This weekend, take a close look at the group of people surrounding the family Christmas tree. Do these guests in your home have the same relationship as the siblings, partners, parents and loved ones had in your home five decades ago?
It seems the pillars of western civilization are beginning to buckle and crack. For example, a growing number of Millennials (18- to 29-year olds) significantly downgrade the importance of marriage as opposed to the X Generation just preceding it. The reasons may be puzzling for public affairs professionals and marketers trying to determine community attitudes.
Understanding the voting tendencies of youth may hold the key for passing education and transportation funding measures or promoting new services. In the end, the emerging viewpoint on marriage may have more to do with indifference toward marriage than any strong moral position for or against the institution. But the declining few who do support the traditional views of marriage and family will be tenacious in holding onto their views
The Pew Research Center has released a series of reports throughout the year, posting a summary of its work earlier this month. The transformative trends of the past 50 years that have led to a sharp decline in marriage and a rise of new family forms have been shaped by attitudes and behaviors differing by class, age and race. A few fascinating conclusions:
“The pre-eminent family unit of the mid-20th century — mom, dad and the kids — no longer has the stage to itself. A variety of new arrangements have emerged, giving rise to a broader and evolving definition of what constitutes a family.” In a section called A Portrait of Stepfamilies, Pew says "Today, more than four-in-ten American adults have at least one step relative in their family — either a stepparent, a step- or half-sibling or a stepchild.
“Today’s 18 to 29 year-olds — members of the so-called Millennial Generation — see parenthood and marriage differently than today’s 30-somethings (members of Generation X) did back when they were in their late teens and twenties.
“The American public is sharply divided in its judgments about the sweeping changes in the structure of the American family that have unfolded over the past half century. About a third generally accepts the changes; a third is tolerant but skeptical; and a third considers them bad for society.”

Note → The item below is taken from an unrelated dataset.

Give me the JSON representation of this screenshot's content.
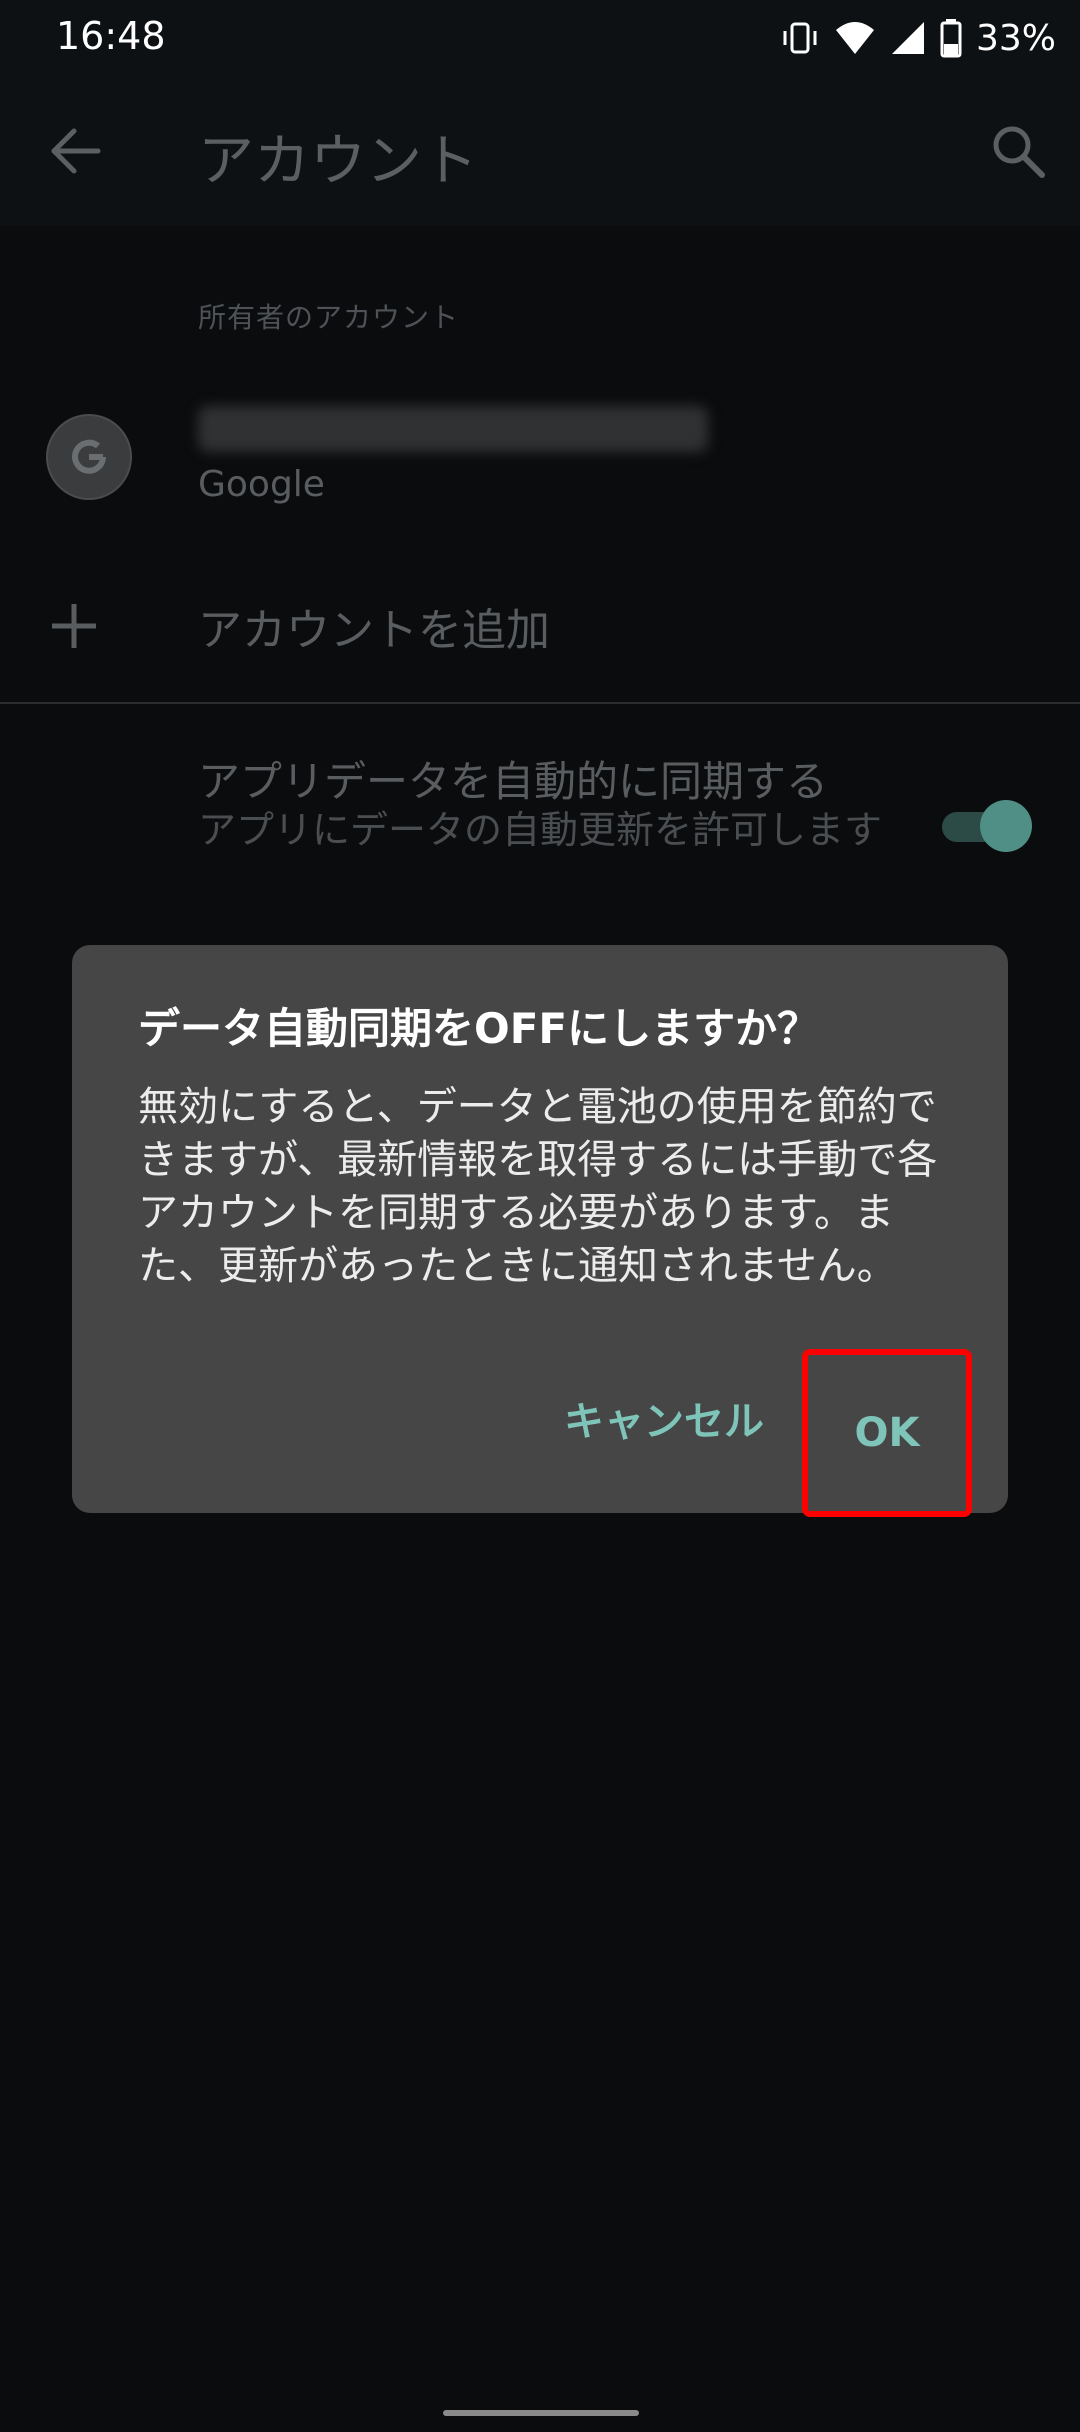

For extra fun, talk about the Pew findings around the Christmas dinner table with Aunt Mildred or cousin Bob. The football game playing on the new wide-screen in the other room may draw a larger crowd.